The problem: From top to bottom, write out the listing exactly and skip every picture.

The input:
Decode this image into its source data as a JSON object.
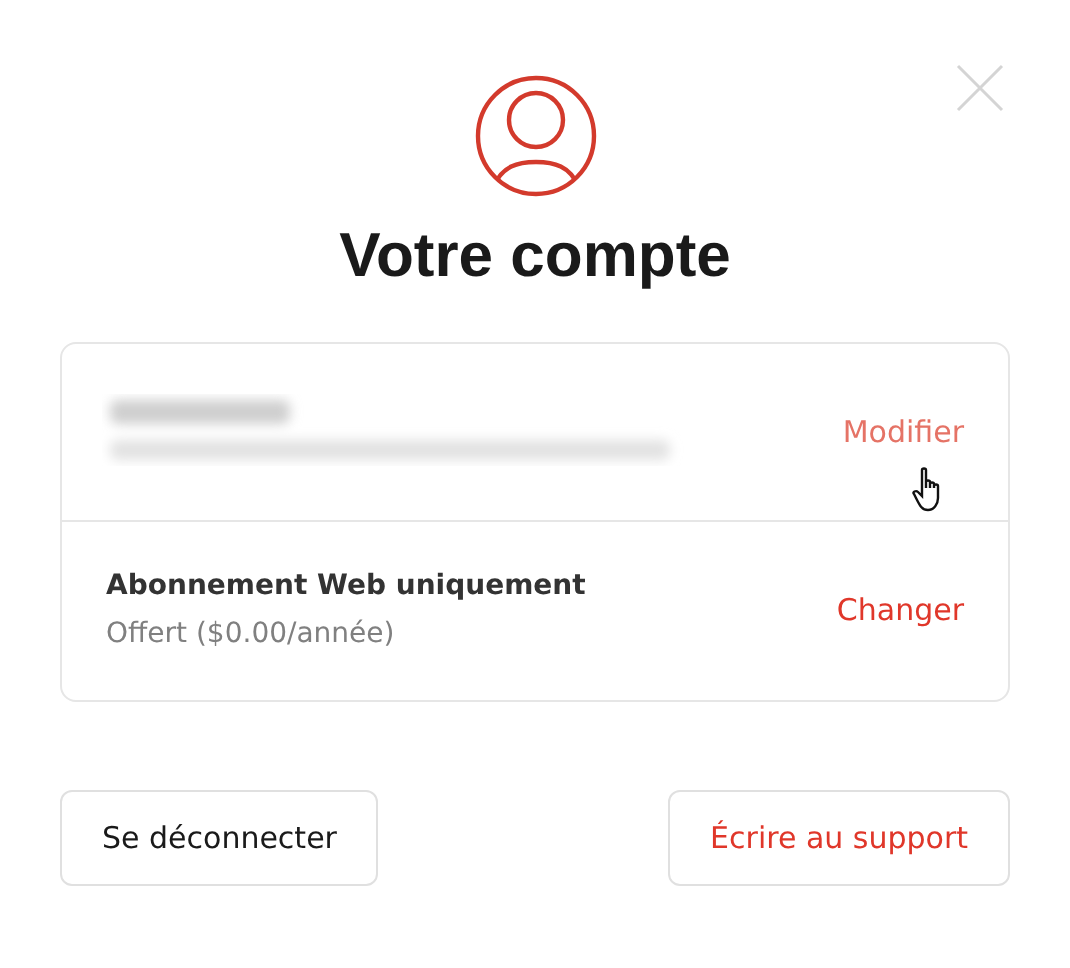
{
  "title": "Votre compte",
  "account": {
    "action": {
      "label": "Modifier",
      "hovered": true
    }
  },
  "subscription": {
    "name": "Abonnement Web uniquement",
    "price": "Offert ($0.00/année)",
    "action": {
      "label": "Changer",
      "hovered": false
    }
  },
  "buttons": [
    {
      "label": "Se déconnecter",
      "kind": "neutral"
    },
    {
      "label": "Écrire au support",
      "kind": "accent"
    }
  ]
}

Finished exercise:
Decode this image into its source data as a JSON object.
{
  "title": "Votre compte",
  "account": {
    "action": {
      "label": "Modifier",
      "hovered": true
    }
  },
  "subscription": {
    "name": "Abonnement Web uniquement",
    "price": "Offert ($0.00/année)",
    "action": {
      "label": "Changer",
      "hovered": false
    }
  },
  "buttons": [
    {
      "label": "Se déconnecter",
      "kind": "neutral"
    },
    {
      "label": "Écrire au support",
      "kind": "accent"
    }
  ]
}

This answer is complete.